Olivier Morin, a cognitive anthropologist at the Max Planck Institute for the Science of Human History in Jena, Germany, analyzed the features of 116 writing systems across 3000 years of history. He and a pair of independent coders looked only at languages that consisted of alphabets or syllabaries—in which characters represent syllables, as in Korean—or some combination of the two. They left out so-called logographic writing systems like Chinese and Sumerian cuneiform, which they say have too many characters and are too visually complex to easily analyze.

Together, the researchers sorted through more than 5500 characters and tallied the number of vertical, horizontal, and oblique lines. They ignored curves—a decision Morin says was necessary to compare standardized orientations across all the scripts—and only looked at both uppercase and lowercase letters in languages that have a case system. They also measured how many characters formed mirror images if split in half vertically or horizontally, properties known as vertical and horizontal symmetry.

Morin found, on average, that about 61% of lines across all scripts were either horizontal or vertical, higher than chance would predict. (That number rises to 70% for the Latin alphabet, in which English is written.) And vertically symmetrical characters accounted for 70% of all the symmetrical characters. Together, the findings suggest that humans are drawn to these characteristics in writing, Morin says.

But did written scripts evolve to have more of these features over time, as language users selected for certain shapes and orientations of a script? To find out, Morin looked at a subset of 93 scripts that descended from—or gave birth to—another script in the study. Morin found no evidence that scripts tend to become more horizontal or vertical over time, suggesting that the scribes who created them baked human preferences into the written word from the beginning, he reported last month in Cognitive Science.

That contrasts with claims that human preferences act as a kind of selective pressure on writing, forcing it to evolve to become more legible or die, Morin says. “We have an evolutionary view of writing, and in many ways, I’m frustrated with that.” 

Fiez adds that future studies should explore whether logographic writing systems follow a similarly static pattern. Because they are so much more visually complex than alphabetic or syllabic systems, logographic systems might indeed follow different rules, she said.

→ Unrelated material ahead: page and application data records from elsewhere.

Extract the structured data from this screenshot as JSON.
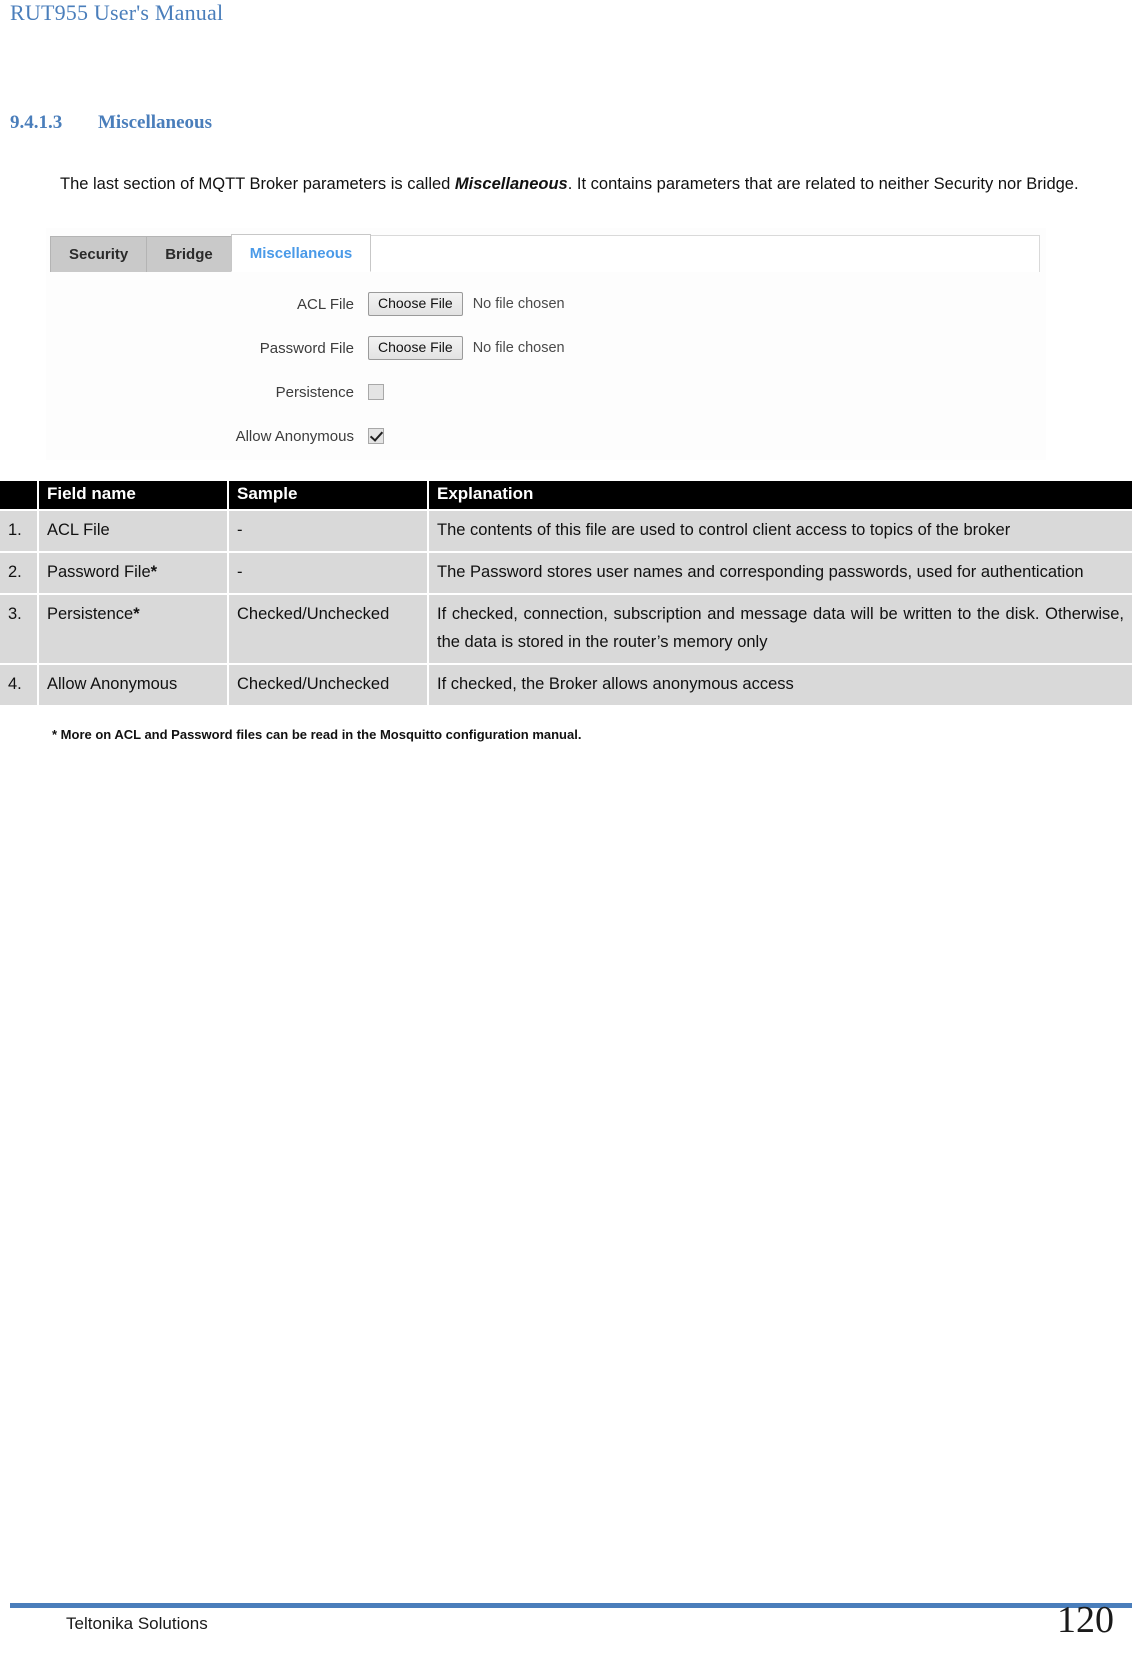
{
  "doc": {
    "running_header": "RUT955 User's Manual"
  },
  "section": {
    "number": "9.4.1.3",
    "title": "Miscellaneous",
    "paragraph_before": "The last section of MQTT Broker parameters is called ",
    "paragraph_emphasis": "Miscellaneous",
    "paragraph_after": ". It contains parameters that are related to neither Security nor Bridge."
  },
  "screenshot": {
    "tabs": [
      {
        "label": "Security",
        "active": false
      },
      {
        "label": "Bridge",
        "active": false
      },
      {
        "label": "Miscellaneous",
        "active": true
      }
    ],
    "fields": [
      {
        "label": "ACL File",
        "control": "file",
        "button": "Choose File",
        "status": "No file chosen"
      },
      {
        "label": "Password File",
        "control": "file",
        "button": "Choose File",
        "status": "No file chosen"
      },
      {
        "label": "Persistence",
        "control": "checkbox",
        "checked": false
      },
      {
        "label": "Allow Anonymous",
        "control": "checkbox",
        "checked": true
      }
    ]
  },
  "table": {
    "headers": [
      "",
      "Field name",
      "Sample",
      "Explanation"
    ],
    "rows": [
      {
        "num": "1.",
        "name": "ACL File",
        "name_bold": "",
        "sample": "-",
        "explanation": "The contents of this file are used to control client access to topics of the broker"
      },
      {
        "num": "2.",
        "name": "Password File",
        "name_bold": "*",
        "sample": "-",
        "explanation": "The Password stores user names and corresponding passwords, used for authentication"
      },
      {
        "num": "3.",
        "name": "Persistence",
        "name_bold": "*",
        "sample": "Checked/Unchecked",
        "explanation": "If checked, connection, subscription and message data will be written to the disk. Otherwise, the data is stored in the router’s memory only"
      },
      {
        "num": "4.",
        "name": "Allow Anonymous",
        "name_bold": "",
        "sample": "Checked/Unchecked",
        "explanation": "If checked, the Broker allows anonymous access"
      }
    ],
    "footnote": "* More on ACL and Password files can be read in the Mosquitto configuration manual."
  },
  "footer": {
    "company": "Teltonika Solutions",
    "page_number": "120"
  },
  "colors": {
    "accent_blue": "#4a7ebb",
    "tab_active_text": "#4a9ae8",
    "table_header_bg": "#000000",
    "table_cell_bg": "#d9d9d9"
  }
}
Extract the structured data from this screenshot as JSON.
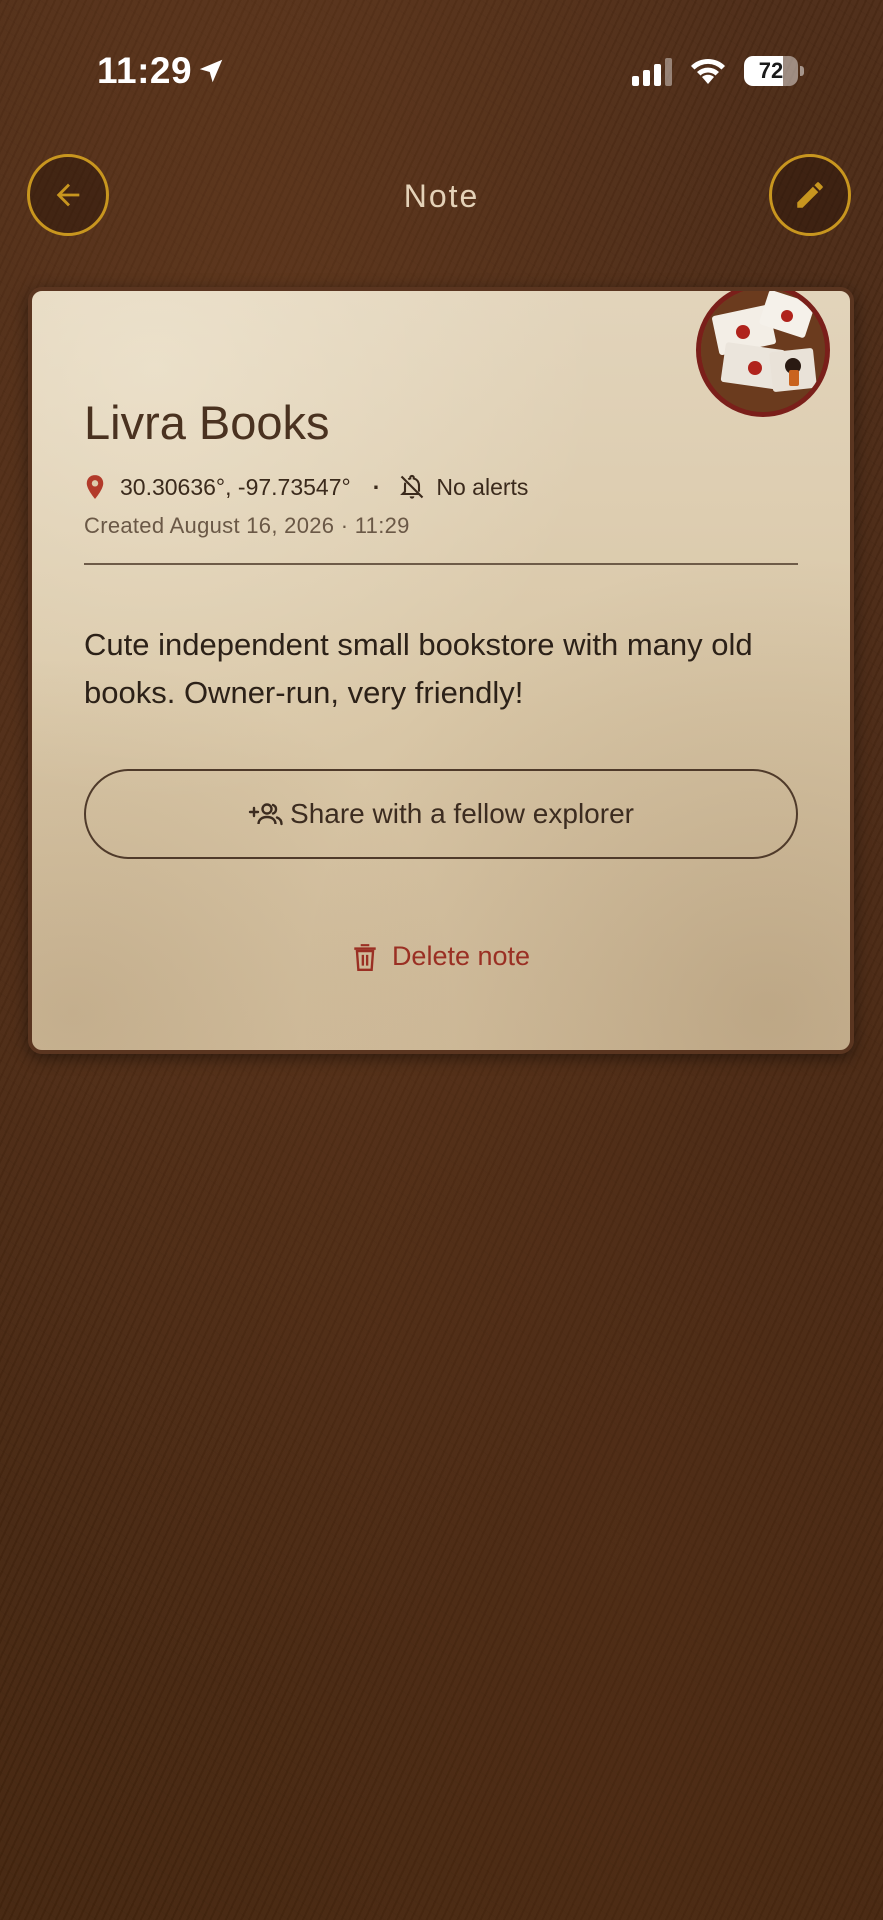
{
  "status_bar": {
    "time": "11:29",
    "battery_level": "72",
    "battery_percent": 72
  },
  "header": {
    "title": "Note",
    "back_icon": "arrow-left-icon",
    "edit_icon": "pencil-icon"
  },
  "note": {
    "title": "Livra Books",
    "coordinates": "30.30636°, -97.73547°",
    "separator": "·",
    "alerts_label": "No alerts",
    "created": "Created August 16, 2026 · 11:29",
    "body": "Cute independent small bookstore with many old books. Owner-run, very friendly!",
    "thumbnail_icon": "envelopes-wax-seal-photo"
  },
  "actions": {
    "share_label": "Share with a fellow explorer",
    "delete_label": "Delete note"
  },
  "colors": {
    "accent_gold": "#c8961f",
    "delete_red": "#9a2f23",
    "pin_red": "#b23a2a",
    "card_paper": "#dccbac"
  }
}
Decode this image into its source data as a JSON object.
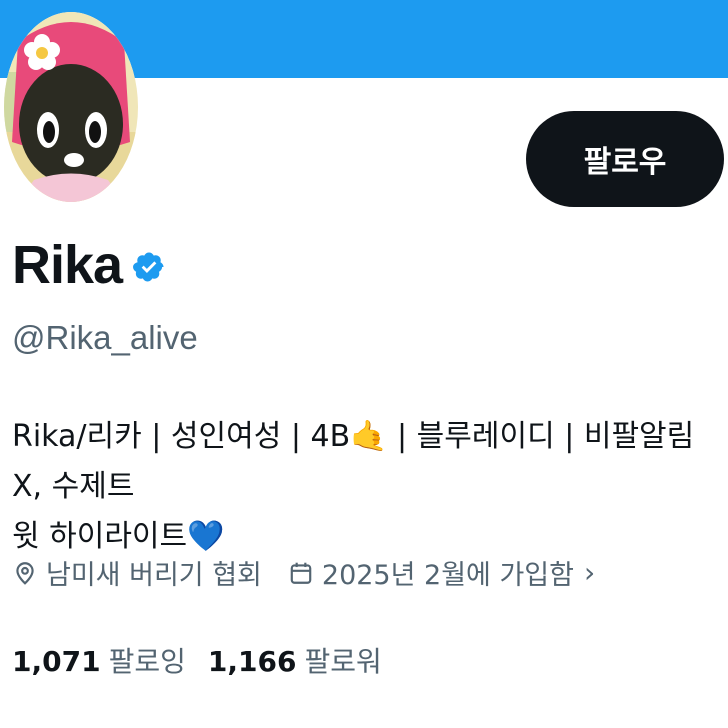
{
  "profile": {
    "display_name": "Rika",
    "handle": "@Rika_alive",
    "follow_label": "팔로우",
    "verified_color": "#1d9bf0",
    "bio_line1": "Rika/리카 | 성인여성 | 4B🤙 | 블루레이디 | 비팔알림 X, 수제트",
    "bio_line2": "윗 하이라이트💙",
    "location": "남미새 버리기 협회",
    "joined": "2025년 2월에 가입함",
    "following_count": "1,071",
    "following_label": "팔로잉",
    "followers_count": "1,166",
    "followers_label": "팔로워"
  },
  "icons": {
    "location": "location-pin-icon",
    "calendar": "calendar-icon",
    "verified": "verified-badge-icon",
    "chevron": "chevron-right-icon"
  },
  "colors": {
    "banner": "#1d9bf0",
    "follow_button": "#0f1419",
    "secondary_text": "#536471"
  }
}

Florian Coulmas, a linguist at the University of Duisburg-Essen in Germany, agrees that an evolutionary framework doesn’t work well for written language, but says there’s another, simpler explanation: Once a script is introduced, people tend to follow it diligently to avoid confusion—a concept known as path dependence. “Historically speaking, in writing … once you set down a path, you go down that path without much change,” Coulmas says.